AIM OF THE TASK
Each line of the records below needs repeating exactly. Skip the pictures.

Dataset rows for apps and sites:
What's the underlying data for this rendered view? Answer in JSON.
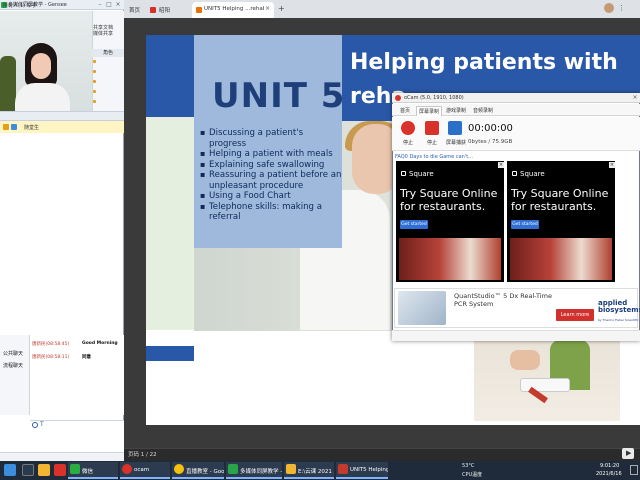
{
  "chat_app": {
    "title": "多媒体同屏教学 - Gensee",
    "side_tabs": [
      "共享文档",
      "媒体共享"
    ],
    "role_header": "角色",
    "member_tab_label": "所有人(1) 举手",
    "member_name": "随堂生",
    "chat_nav": [
      "公共聊天",
      "流程聊天"
    ],
    "messages": [
      {
        "head": "唐新民(08:58:45)",
        "text": "Good Morning"
      },
      {
        "head": "唐新民(08:58:11)",
        "text": "同意"
      }
    ]
  },
  "browser": {
    "tabs": [
      {
        "label": "首页",
        "favicon_color": "#4a8fe7"
      },
      {
        "label": "昭阳",
        "favicon_color": "#d93025"
      },
      {
        "label": "UNIT5 Helping ...rehabilitation",
        "favicon_color": "#e8710a"
      }
    ],
    "new_tab": "+"
  },
  "slide": {
    "unit_title": "UNIT 5",
    "main_title_line1": "Helping patients with",
    "main_title_line2": "reha",
    "bullets": [
      "Discussing a patient's progress",
      "Helping a patient with meals",
      "Explaining safe swallowing",
      "Reassuring a patient before an unpleasant procedure",
      "Using a Food Chart",
      "Telephone skills: making a referral"
    ]
  },
  "pdf_status": {
    "page_indicator": "页码 1 / 22"
  },
  "recorder": {
    "title": "oCam (5.0, 1910, 1080)",
    "tabs": [
      "首页",
      "屏幕录制",
      "游戏录制",
      "音频录制"
    ],
    "tools": [
      "停止",
      "停止",
      "屏幕捕获"
    ],
    "time": "00:00:00",
    "size": "0bytes / 75.9GB",
    "faq": "FAQ0 Days to die Game can't..."
  },
  "ads": {
    "brand": "Square",
    "headline_line1": "Try Square Online",
    "headline_line2": "for restaurants.",
    "cta": "Get started",
    "banner_line1": "QuantStudio™ 5 Dx Real-Time",
    "banner_line2": "PCR System",
    "banner_cta": "Learn more",
    "banner_brand_line1": "applied",
    "banner_brand_line2": "biosystems",
    "banner_brand_sub": "by Thermo Fisher Scientific"
  },
  "taskbar": {
    "items": [
      "微信",
      "ocam",
      "直播教室 - Googl...",
      "多媒体同屏教学 -...",
      "E:\\云课 2021 咸...",
      "UNIT5 Helping p..."
    ],
    "tray_temp": "53°C",
    "tray_cpu": "CPU温度",
    "time": "9:01:20",
    "date": "2021/6/16"
  }
}
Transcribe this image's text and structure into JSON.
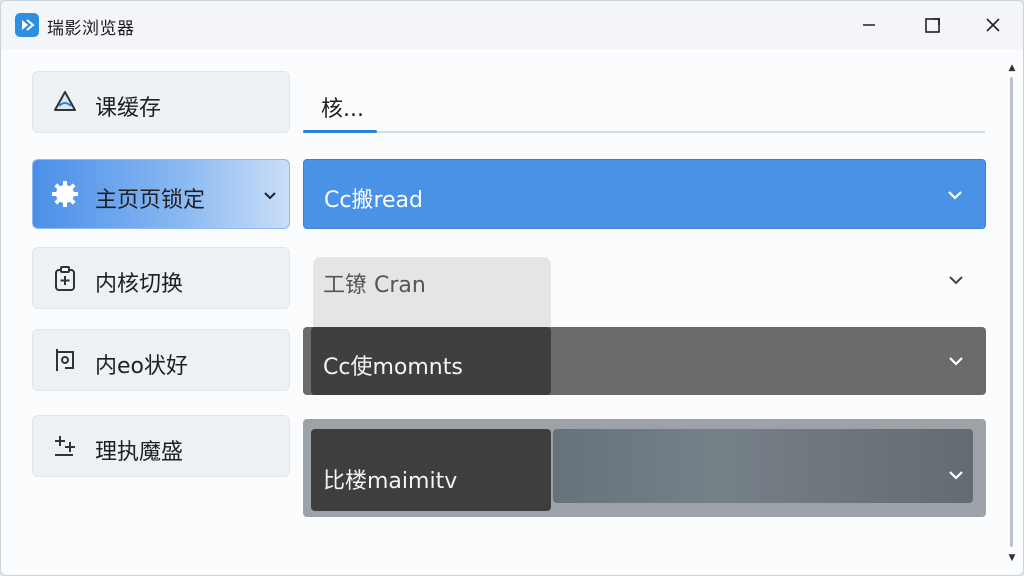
{
  "window": {
    "title": "瑞影浏览器",
    "controls": {
      "minimize": "—",
      "maximize": "☐",
      "close": "✕"
    }
  },
  "sidebar": {
    "items": [
      {
        "label": "课缓存",
        "icon": "cloud-warning-icon"
      },
      {
        "label": "主页页锁定",
        "icon": "gear-icon",
        "active": true
      },
      {
        "label": "内核切换",
        "icon": "add-doc-icon"
      },
      {
        "label": "内eo状好",
        "icon": "bracket-icon"
      },
      {
        "label": "理执魔盛",
        "icon": "plus-minus-icon"
      }
    ]
  },
  "main": {
    "search": {
      "value": "核..."
    },
    "dropdowns": [
      {
        "value": "Cc搬read"
      },
      {
        "value": "工镣 Cran"
      },
      {
        "value": "Cc使momnts"
      },
      {
        "value": "比楼maimitv"
      }
    ]
  },
  "colors": {
    "accent": "#4a92e6",
    "tab_underline": "#2f80d8",
    "titlebar": "#f3f5f8"
  }
}
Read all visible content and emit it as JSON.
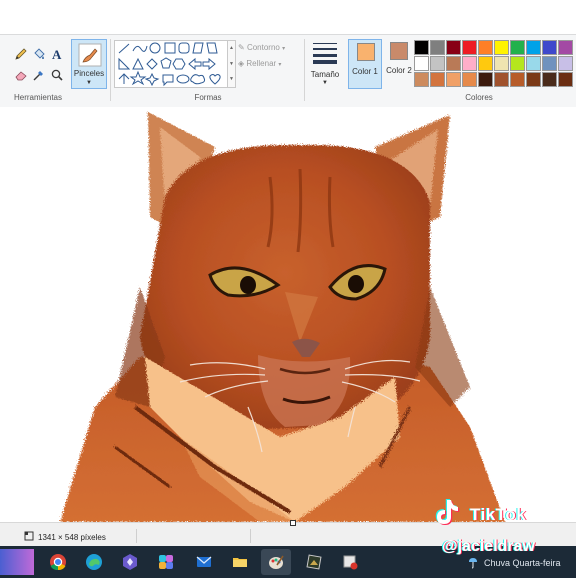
{
  "ribbon": {
    "groups": {
      "tools_label": "Herramientas",
      "shapes_label": "Formas",
      "colors_label": "Colores"
    },
    "brushes_label": "Pinceles",
    "outline_label": "Contorno",
    "fill_label": "Rellenar",
    "size_label": "Tamaño",
    "color1_label": "Color 1",
    "color2_label": "Color 2",
    "color1_value": "#f9b26e",
    "color2_value": "#c98a6a",
    "palette": [
      [
        "#000000",
        "#7f7f7f",
        "#880015",
        "#ed1c24",
        "#ff7f27",
        "#fff200",
        "#22b14c",
        "#00a2e8",
        "#3f48cc",
        "#a349a4"
      ],
      [
        "#ffffff",
        "#c3c3c3",
        "#b97a57",
        "#ffaec9",
        "#ffc90e",
        "#efe4b0",
        "#b5e61d",
        "#99d9ea",
        "#7092be",
        "#c8bfe7"
      ],
      [
        "#cd8b5e",
        "#d3743e",
        "#f0a067",
        "#e68a4a",
        "#3c1b0e",
        "#a0522d",
        "#b75c2a",
        "#7b3a18",
        "#4a2b1a",
        "#6b2e12"
      ]
    ],
    "icons": {
      "pencil": "pencil-icon",
      "fill": "fill-bucket-icon",
      "text": "text-icon",
      "eraser": "eraser-icon",
      "picker": "color-picker-icon",
      "magnifier": "magnifier-icon"
    }
  },
  "canvas": {
    "subject": "painting-cat"
  },
  "status": {
    "dimensions": "1341 × 548 píxeles"
  },
  "taskbar": {
    "weather": "Chuva Quarta-feira"
  },
  "overlay": {
    "tiktok_word": "TikTok",
    "tiktok_user": "@jacieldraw"
  }
}
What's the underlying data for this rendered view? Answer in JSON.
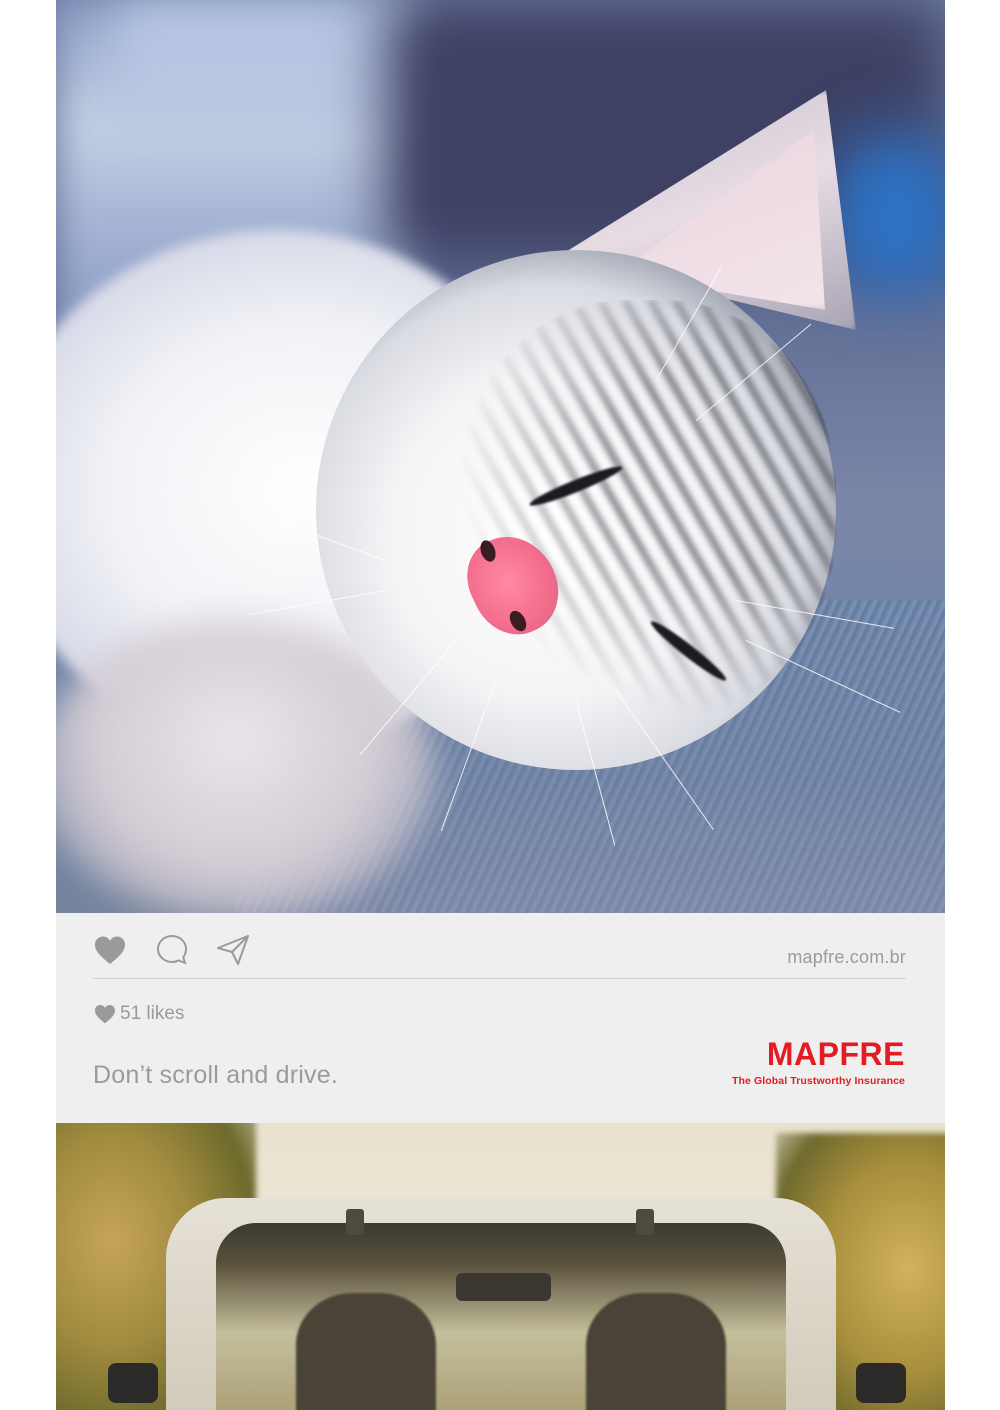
{
  "post": {
    "url": "mapfre.com.br",
    "likes": "51 likes",
    "caption": "Don’t scroll and drive."
  },
  "brand": {
    "logo": "MAPFRE",
    "tagline": "The Global Trustworthy Insurance",
    "color": "#e31b23"
  },
  "icons": {
    "like": "heart-icon",
    "comment": "comment-icon",
    "share": "send-icon",
    "likes_marker": "small-heart-icon"
  },
  "colors": {
    "ui_text": "#9b9b9b",
    "panel_background": "#efefef"
  }
}
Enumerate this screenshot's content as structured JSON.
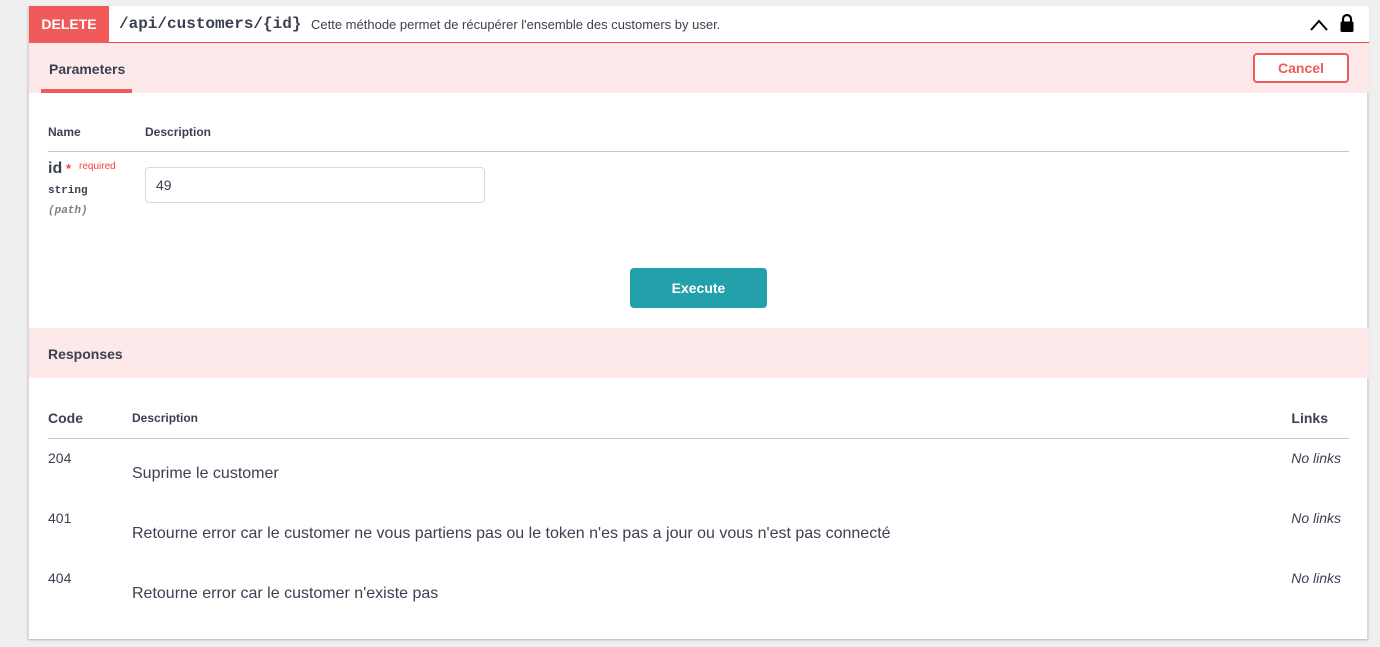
{
  "operation": {
    "method": "DELETE",
    "path": "/api/customers/{id}",
    "summary": "Cette méthode permet de récupérer l'ensemble des customers by user.",
    "method_color": "#f05a5a"
  },
  "parameters": {
    "tab_label": "Parameters",
    "cancel_label": "Cancel",
    "col_name": "Name",
    "col_description": "Description",
    "items": [
      {
        "name": "id",
        "required_mark": "*",
        "required_label": "required",
        "type": "string",
        "in": "(path)",
        "value": "49"
      }
    ],
    "execute_label": "Execute",
    "execute_color": "#23a0a9"
  },
  "responses": {
    "title": "Responses",
    "col_code": "Code",
    "col_description": "Description",
    "col_links": "Links",
    "rows": [
      {
        "code": "204",
        "description": "Suprime le customer",
        "links": "No links"
      },
      {
        "code": "401",
        "description": "Retourne error car le customer ne vous partiens pas ou le token n'es pas a jour ou vous n'est pas connecté",
        "links": "No links"
      },
      {
        "code": "404",
        "description": "Retourne error car le customer n'existe pas",
        "links": "No links"
      }
    ]
  },
  "icons": {
    "collapse": "chevron-up-icon",
    "auth": "lock-icon"
  }
}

REPLY
What's the underlying data for this rendered view? Answer in JSON.
{
  "chat_app": {
    "title": "多媒体同屏教学 - Gensee",
    "side_tabs": [
      "共享文档",
      "媒体共享"
    ],
    "role_header": "角色",
    "member_tab_label": "所有人(1) 举手",
    "member_name": "随堂生",
    "chat_nav": [
      "公共聊天",
      "流程聊天"
    ],
    "messages": [
      {
        "head": "唐新民(08:58:45)",
        "text": "Good Morning"
      },
      {
        "head": "唐新民(08:58:11)",
        "text": "同意"
      }
    ]
  },
  "browser": {
    "tabs": [
      {
        "label": "首页",
        "favicon_color": "#4a8fe7"
      },
      {
        "label": "昭阳",
        "favicon_color": "#d93025"
      },
      {
        "label": "UNIT5 Helping ...rehabilitation",
        "favicon_color": "#e8710a"
      }
    ],
    "new_tab": "+"
  },
  "slide": {
    "unit_title": "UNIT 5",
    "main_title_line1": "Helping patients with",
    "main_title_line2": "reha",
    "bullets": [
      "Discussing a patient's progress",
      "Helping a patient with meals",
      "Explaining safe swallowing",
      "Reassuring a patient before an unpleasant procedure",
      "Using a Food Chart",
      "Telephone skills: making a referral"
    ]
  },
  "pdf_status": {
    "page_indicator": "页码 1 / 22"
  },
  "recorder": {
    "title": "oCam (5.0, 1910, 1080)",
    "tabs": [
      "首页",
      "屏幕录制",
      "游戏录制",
      "音频录制"
    ],
    "tools": [
      "停止",
      "停止",
      "屏幕捕获"
    ],
    "time": "00:00:00",
    "size": "0bytes / 75.9GB",
    "faq": "FAQ0 Days to die Game can't..."
  },
  "ads": {
    "brand": "Square",
    "headline_line1": "Try Square Online",
    "headline_line2": "for restaurants.",
    "cta": "Get started",
    "banner_line1": "QuantStudio™ 5 Dx Real-Time",
    "banner_line2": "PCR System",
    "banner_cta": "Learn more",
    "banner_brand_line1": "applied",
    "banner_brand_line2": "biosystems",
    "banner_brand_sub": "by Thermo Fisher Scientific"
  },
  "taskbar": {
    "items": [
      "微信",
      "ocam",
      "直播教室 - Googl...",
      "多媒体同屏教学 -...",
      "E:\\云课 2021 咸...",
      "UNIT5 Helping p..."
    ],
    "tray_temp": "53°C",
    "tray_cpu": "CPU温度",
    "time": "9:01:20",
    "date": "2021/6/16"
  }
}
Transcribe this image's text and structure into JSON.
{
  "window": {
    "title": "瑞影浏览器",
    "controls": {
      "minimize": "—",
      "maximize": "☐",
      "close": "✕"
    }
  },
  "sidebar": {
    "items": [
      {
        "label": "课缓存",
        "icon": "cloud-warning-icon"
      },
      {
        "label": "主页页锁定",
        "icon": "gear-icon",
        "active": true
      },
      {
        "label": "内核切换",
        "icon": "add-doc-icon"
      },
      {
        "label": "内eo状好",
        "icon": "bracket-icon"
      },
      {
        "label": "理执魔盛",
        "icon": "plus-minus-icon"
      }
    ]
  },
  "main": {
    "search": {
      "value": "核..."
    },
    "dropdowns": [
      {
        "value": "Cc搬read"
      },
      {
        "value": "工镣 Cran"
      },
      {
        "value": "Cc使momnts"
      },
      {
        "value": "比楼maimitv"
      }
    ]
  },
  "colors": {
    "accent": "#4a92e6",
    "tab_underline": "#2f80d8",
    "titlebar": "#f3f5f8"
  }
}
Read all visible content and emit it as JSON.
{
  "ribbon": {
    "groups": {
      "tools_label": "Herramientas",
      "shapes_label": "Formas",
      "colors_label": "Colores"
    },
    "brushes_label": "Pinceles",
    "outline_label": "Contorno",
    "fill_label": "Rellenar",
    "size_label": "Tamaño",
    "color1_label": "Color 1",
    "color2_label": "Color 2",
    "color1_value": "#f9b26e",
    "color2_value": "#c98a6a",
    "palette": [
      [
        "#000000",
        "#7f7f7f",
        "#880015",
        "#ed1c24",
        "#ff7f27",
        "#fff200",
        "#22b14c",
        "#00a2e8",
        "#3f48cc",
        "#a349a4"
      ],
      [
        "#ffffff",
        "#c3c3c3",
        "#b97a57",
        "#ffaec9",
        "#ffc90e",
        "#efe4b0",
        "#b5e61d",
        "#99d9ea",
        "#7092be",
        "#c8bfe7"
      ],
      [
        "#cd8b5e",
        "#d3743e",
        "#f0a067",
        "#e68a4a",
        "#3c1b0e",
        "#a0522d",
        "#b75c2a",
        "#7b3a18",
        "#4a2b1a",
        "#6b2e12"
      ]
    ],
    "icons": {
      "pencil": "pencil-icon",
      "fill": "fill-bucket-icon",
      "text": "text-icon",
      "eraser": "eraser-icon",
      "picker": "color-picker-icon",
      "magnifier": "magnifier-icon"
    }
  },
  "canvas": {
    "subject": "painting-cat"
  },
  "status": {
    "dimensions": "1341 × 548 píxeles"
  },
  "taskbar": {
    "weather": "Chuva Quarta-feira"
  },
  "overlay": {
    "tiktok_word": "TikTok",
    "tiktok_user": "@jacieldraw"
  }
}
What's the underlying data for this rendered view? Answer in JSON.
{
  "post": {
    "url": "mapfre.com.br",
    "likes": "51 likes",
    "caption": "Don’t scroll and drive."
  },
  "brand": {
    "logo": "MAPFRE",
    "tagline": "The Global Trustworthy Insurance",
    "color": "#e31b23"
  },
  "icons": {
    "like": "heart-icon",
    "comment": "comment-icon",
    "share": "send-icon",
    "likes_marker": "small-heart-icon"
  },
  "colors": {
    "ui_text": "#9b9b9b",
    "panel_background": "#efefef"
  }
}
Enumerate this screenshot's content as structured JSON.
{
  "operation": {
    "method": "DELETE",
    "path": "/api/customers/{id}",
    "summary": "Cette méthode permet de récupérer l'ensemble des customers by user.",
    "method_color": "#f05a5a"
  },
  "parameters": {
    "tab_label": "Parameters",
    "cancel_label": "Cancel",
    "col_name": "Name",
    "col_description": "Description",
    "items": [
      {
        "name": "id",
        "required_mark": "*",
        "required_label": "required",
        "type": "string",
        "in": "(path)",
        "value": "49"
      }
    ],
    "execute_label": "Execute",
    "execute_color": "#23a0a9"
  },
  "responses": {
    "title": "Responses",
    "col_code": "Code",
    "col_description": "Description",
    "col_links": "Links",
    "rows": [
      {
        "code": "204",
        "description": "Suprime le customer",
        "links": "No links"
      },
      {
        "code": "401",
        "description": "Retourne error car le customer ne vous partiens pas ou le token n'es pas a jour ou vous n'est pas connecté",
        "links": "No links"
      },
      {
        "code": "404",
        "description": "Retourne error car le customer n'existe pas",
        "links": "No links"
      }
    ]
  },
  "icons": {
    "collapse": "chevron-up-icon",
    "auth": "lock-icon"
  }
}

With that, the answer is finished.